## Data shown
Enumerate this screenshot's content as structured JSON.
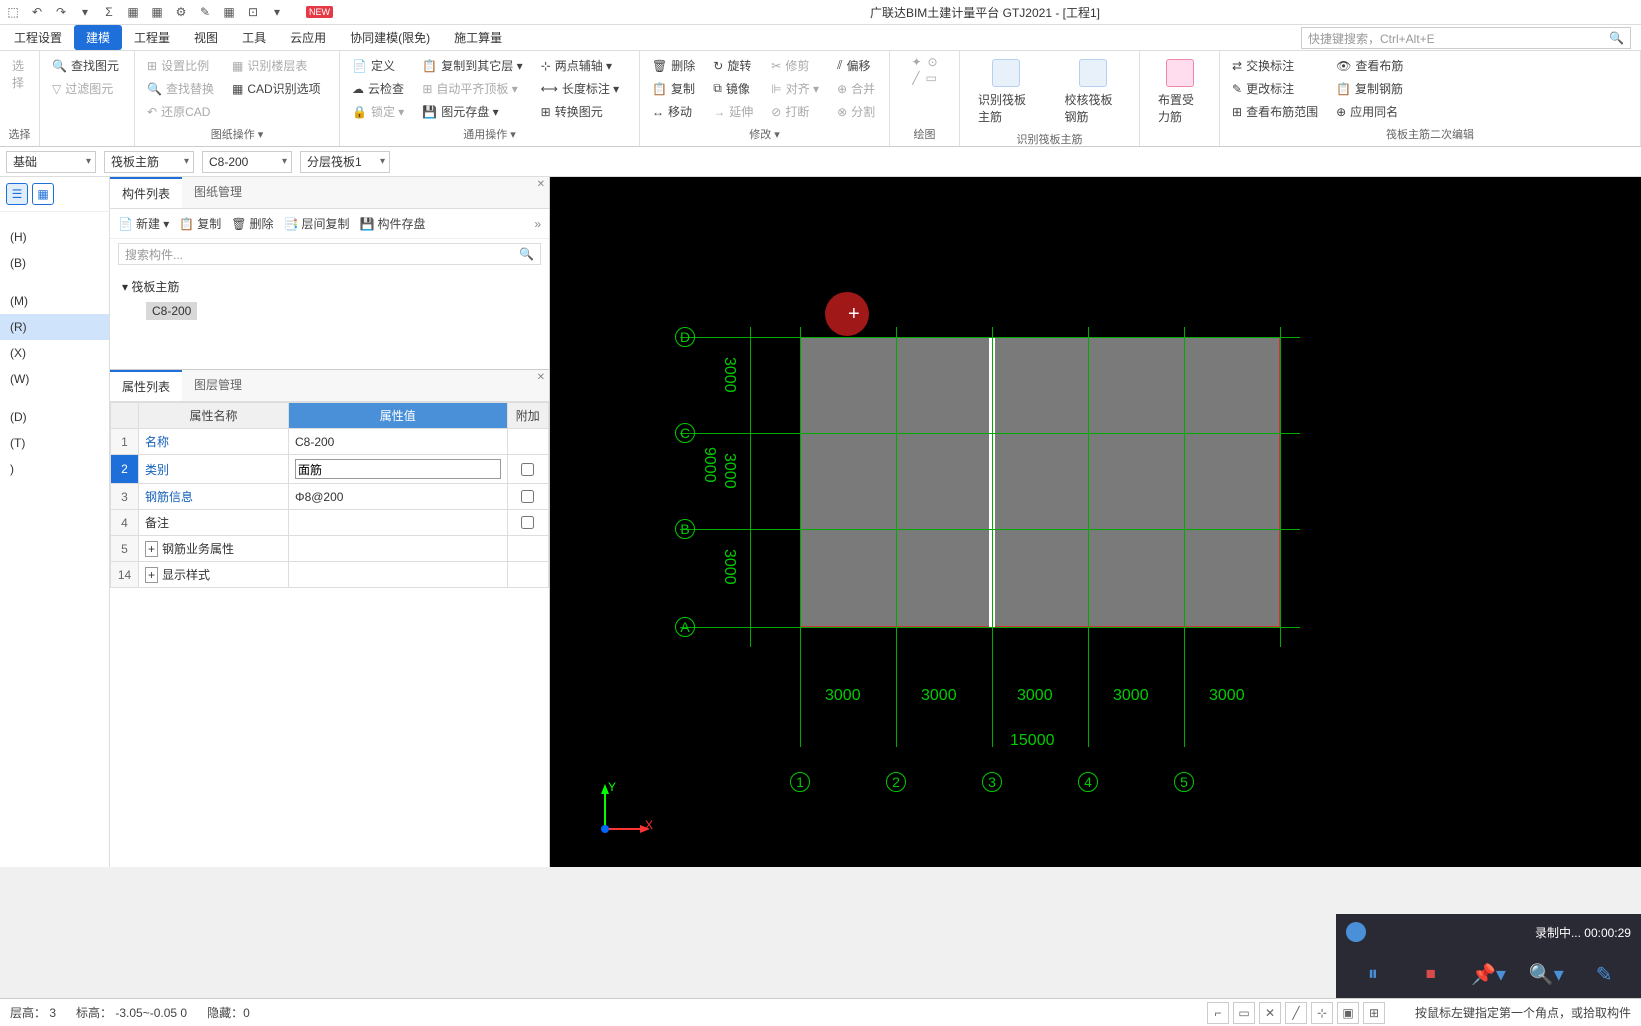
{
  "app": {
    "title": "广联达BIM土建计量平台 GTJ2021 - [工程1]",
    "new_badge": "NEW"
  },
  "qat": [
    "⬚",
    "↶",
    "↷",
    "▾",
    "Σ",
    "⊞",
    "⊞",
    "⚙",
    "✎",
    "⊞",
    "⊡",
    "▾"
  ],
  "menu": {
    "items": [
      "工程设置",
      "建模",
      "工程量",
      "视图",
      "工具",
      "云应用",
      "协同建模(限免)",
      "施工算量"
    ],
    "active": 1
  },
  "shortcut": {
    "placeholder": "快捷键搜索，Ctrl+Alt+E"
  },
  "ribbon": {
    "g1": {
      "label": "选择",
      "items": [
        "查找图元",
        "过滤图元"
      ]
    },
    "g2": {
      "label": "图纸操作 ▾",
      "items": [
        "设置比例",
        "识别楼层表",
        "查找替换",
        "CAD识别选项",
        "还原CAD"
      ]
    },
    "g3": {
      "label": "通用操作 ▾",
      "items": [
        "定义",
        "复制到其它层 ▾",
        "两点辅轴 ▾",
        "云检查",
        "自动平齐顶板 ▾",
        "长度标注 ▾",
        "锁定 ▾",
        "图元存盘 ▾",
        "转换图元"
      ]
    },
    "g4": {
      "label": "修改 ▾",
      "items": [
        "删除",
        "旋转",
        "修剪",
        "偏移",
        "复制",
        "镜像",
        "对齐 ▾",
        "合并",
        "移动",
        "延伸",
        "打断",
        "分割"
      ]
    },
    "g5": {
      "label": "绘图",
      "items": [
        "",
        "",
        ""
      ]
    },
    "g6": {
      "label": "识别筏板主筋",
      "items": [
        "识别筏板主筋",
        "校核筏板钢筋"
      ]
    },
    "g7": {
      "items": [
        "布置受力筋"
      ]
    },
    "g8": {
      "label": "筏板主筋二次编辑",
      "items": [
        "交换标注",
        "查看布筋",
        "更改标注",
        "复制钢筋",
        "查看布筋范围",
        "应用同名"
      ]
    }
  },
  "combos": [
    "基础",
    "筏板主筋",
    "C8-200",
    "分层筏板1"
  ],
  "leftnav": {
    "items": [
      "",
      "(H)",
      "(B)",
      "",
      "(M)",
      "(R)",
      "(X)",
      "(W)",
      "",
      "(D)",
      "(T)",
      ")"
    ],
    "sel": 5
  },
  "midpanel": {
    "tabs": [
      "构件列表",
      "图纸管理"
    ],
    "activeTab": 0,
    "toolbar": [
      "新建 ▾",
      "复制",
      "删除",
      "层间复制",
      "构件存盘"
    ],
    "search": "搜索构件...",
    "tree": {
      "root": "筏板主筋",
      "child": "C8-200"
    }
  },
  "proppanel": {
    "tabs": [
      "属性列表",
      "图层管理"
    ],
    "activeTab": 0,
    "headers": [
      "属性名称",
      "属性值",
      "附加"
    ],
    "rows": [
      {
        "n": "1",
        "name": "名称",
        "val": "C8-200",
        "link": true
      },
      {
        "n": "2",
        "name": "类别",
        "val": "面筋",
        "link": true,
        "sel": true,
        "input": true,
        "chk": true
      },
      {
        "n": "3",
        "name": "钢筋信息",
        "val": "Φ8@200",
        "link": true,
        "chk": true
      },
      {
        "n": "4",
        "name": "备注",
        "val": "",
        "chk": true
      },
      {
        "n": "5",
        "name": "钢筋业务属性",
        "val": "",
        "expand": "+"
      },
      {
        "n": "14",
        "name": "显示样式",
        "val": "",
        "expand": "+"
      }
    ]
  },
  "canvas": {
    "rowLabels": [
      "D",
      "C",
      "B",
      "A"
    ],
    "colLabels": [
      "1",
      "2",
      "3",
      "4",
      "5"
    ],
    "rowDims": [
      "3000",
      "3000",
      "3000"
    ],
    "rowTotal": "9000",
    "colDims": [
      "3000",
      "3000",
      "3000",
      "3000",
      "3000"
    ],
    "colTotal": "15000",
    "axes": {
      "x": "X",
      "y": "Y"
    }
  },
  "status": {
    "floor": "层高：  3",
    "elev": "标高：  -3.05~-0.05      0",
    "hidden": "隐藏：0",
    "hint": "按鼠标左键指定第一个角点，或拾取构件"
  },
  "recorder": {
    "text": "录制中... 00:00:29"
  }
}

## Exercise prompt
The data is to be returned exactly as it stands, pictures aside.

## Solution to this exercise
Enumerate this screenshot's content as structured JSON.
{
  "app": {
    "title": "广联达BIM土建计量平台 GTJ2021 - [工程1]",
    "new_badge": "NEW"
  },
  "qat": [
    "⬚",
    "↶",
    "↷",
    "▾",
    "Σ",
    "⊞",
    "⊞",
    "⚙",
    "✎",
    "⊞",
    "⊡",
    "▾"
  ],
  "menu": {
    "items": [
      "工程设置",
      "建模",
      "工程量",
      "视图",
      "工具",
      "云应用",
      "协同建模(限免)",
      "施工算量"
    ],
    "active": 1
  },
  "shortcut": {
    "placeholder": "快捷键搜索，Ctrl+Alt+E"
  },
  "ribbon": {
    "g1": {
      "label": "选择",
      "items": [
        "查找图元",
        "过滤图元"
      ]
    },
    "g2": {
      "label": "图纸操作 ▾",
      "items": [
        "设置比例",
        "识别楼层表",
        "查找替换",
        "CAD识别选项",
        "还原CAD"
      ]
    },
    "g3": {
      "label": "通用操作 ▾",
      "items": [
        "定义",
        "复制到其它层 ▾",
        "两点辅轴 ▾",
        "云检查",
        "自动平齐顶板 ▾",
        "长度标注 ▾",
        "锁定 ▾",
        "图元存盘 ▾",
        "转换图元"
      ]
    },
    "g4": {
      "label": "修改 ▾",
      "items": [
        "删除",
        "旋转",
        "修剪",
        "偏移",
        "复制",
        "镜像",
        "对齐 ▾",
        "合并",
        "移动",
        "延伸",
        "打断",
        "分割"
      ]
    },
    "g5": {
      "label": "绘图",
      "items": [
        "",
        "",
        ""
      ]
    },
    "g6": {
      "label": "识别筏板主筋",
      "items": [
        "识别筏板主筋",
        "校核筏板钢筋"
      ]
    },
    "g7": {
      "items": [
        "布置受力筋"
      ]
    },
    "g8": {
      "label": "筏板主筋二次编辑",
      "items": [
        "交换标注",
        "查看布筋",
        "更改标注",
        "复制钢筋",
        "查看布筋范围",
        "应用同名"
      ]
    }
  },
  "combos": [
    "基础",
    "筏板主筋",
    "C8-200",
    "分层筏板1"
  ],
  "leftnav": {
    "items": [
      "",
      "(H)",
      "(B)",
      "",
      "(M)",
      "(R)",
      "(X)",
      "(W)",
      "",
      "(D)",
      "(T)",
      ")"
    ],
    "sel": 5
  },
  "midpanel": {
    "tabs": [
      "构件列表",
      "图纸管理"
    ],
    "activeTab": 0,
    "toolbar": [
      "新建 ▾",
      "复制",
      "删除",
      "层间复制",
      "构件存盘"
    ],
    "search": "搜索构件...",
    "tree": {
      "root": "筏板主筋",
      "child": "C8-200"
    }
  },
  "proppanel": {
    "tabs": [
      "属性列表",
      "图层管理"
    ],
    "activeTab": 0,
    "headers": [
      "属性名称",
      "属性值",
      "附加"
    ],
    "rows": [
      {
        "n": "1",
        "name": "名称",
        "val": "C8-200",
        "link": true
      },
      {
        "n": "2",
        "name": "类别",
        "val": "面筋",
        "link": true,
        "sel": true,
        "input": true,
        "chk": true
      },
      {
        "n": "3",
        "name": "钢筋信息",
        "val": "Φ8@200",
        "link": true,
        "chk": true
      },
      {
        "n": "4",
        "name": "备注",
        "val": "",
        "chk": true
      },
      {
        "n": "5",
        "name": "钢筋业务属性",
        "val": "",
        "expand": "+"
      },
      {
        "n": "14",
        "name": "显示样式",
        "val": "",
        "expand": "+"
      }
    ]
  },
  "canvas": {
    "rowLabels": [
      "D",
      "C",
      "B",
      "A"
    ],
    "colLabels": [
      "1",
      "2",
      "3",
      "4",
      "5"
    ],
    "rowDims": [
      "3000",
      "3000",
      "3000"
    ],
    "rowTotal": "9000",
    "colDims": [
      "3000",
      "3000",
      "3000",
      "3000",
      "3000"
    ],
    "colTotal": "15000",
    "axes": {
      "x": "X",
      "y": "Y"
    }
  },
  "status": {
    "floor": "层高：  3",
    "elev": "标高：  -3.05~-0.05      0",
    "hidden": "隐藏：0",
    "hint": "按鼠标左键指定第一个角点，或拾取构件"
  },
  "recorder": {
    "text": "录制中... 00:00:29"
  }
}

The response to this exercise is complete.